• _TASK DETAILS_: Present the data once more in exactly its original form.

• _DATASET ENTRIES_:
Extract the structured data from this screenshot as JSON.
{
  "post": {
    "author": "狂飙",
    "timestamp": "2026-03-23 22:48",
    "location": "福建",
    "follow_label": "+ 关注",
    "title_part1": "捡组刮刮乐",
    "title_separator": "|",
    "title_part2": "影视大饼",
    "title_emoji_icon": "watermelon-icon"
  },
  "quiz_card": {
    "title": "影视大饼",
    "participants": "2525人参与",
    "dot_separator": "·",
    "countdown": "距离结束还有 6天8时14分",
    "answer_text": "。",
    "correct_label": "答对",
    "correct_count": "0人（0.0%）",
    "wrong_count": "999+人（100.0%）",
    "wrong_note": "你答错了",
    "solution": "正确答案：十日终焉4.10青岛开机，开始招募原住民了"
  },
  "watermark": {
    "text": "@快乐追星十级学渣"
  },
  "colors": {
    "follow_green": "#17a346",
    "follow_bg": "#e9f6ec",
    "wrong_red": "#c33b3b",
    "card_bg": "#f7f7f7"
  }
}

• _EXERCISE ANSWER_:
Extract the structured data from this screenshot as JSON.
{
  "post": {
    "author": "狂飙",
    "timestamp": "2026-03-23 22:48",
    "location": "福建",
    "follow_label": "+ 关注",
    "title_part1": "捡组刮刮乐",
    "title_separator": "|",
    "title_part2": "影视大饼",
    "title_emoji_icon": "watermelon-icon"
  },
  "quiz_card": {
    "title": "影视大饼",
    "participants": "2525人参与",
    "dot_separator": "·",
    "countdown": "距离结束还有 6天8时14分",
    "answer_text": "。",
    "correct_label": "答对",
    "correct_count": "0人（0.0%）",
    "wrong_count": "999+人（100.0%）",
    "wrong_note": "你答错了",
    "solution": "正确答案：十日终焉4.10青岛开机，开始招募原住民了"
  },
  "watermark": {
    "text": "@快乐追星十级学渣"
  },
  "colors": {
    "follow_green": "#17a346",
    "follow_bg": "#e9f6ec",
    "wrong_red": "#c33b3b",
    "card_bg": "#f7f7f7"
  }
}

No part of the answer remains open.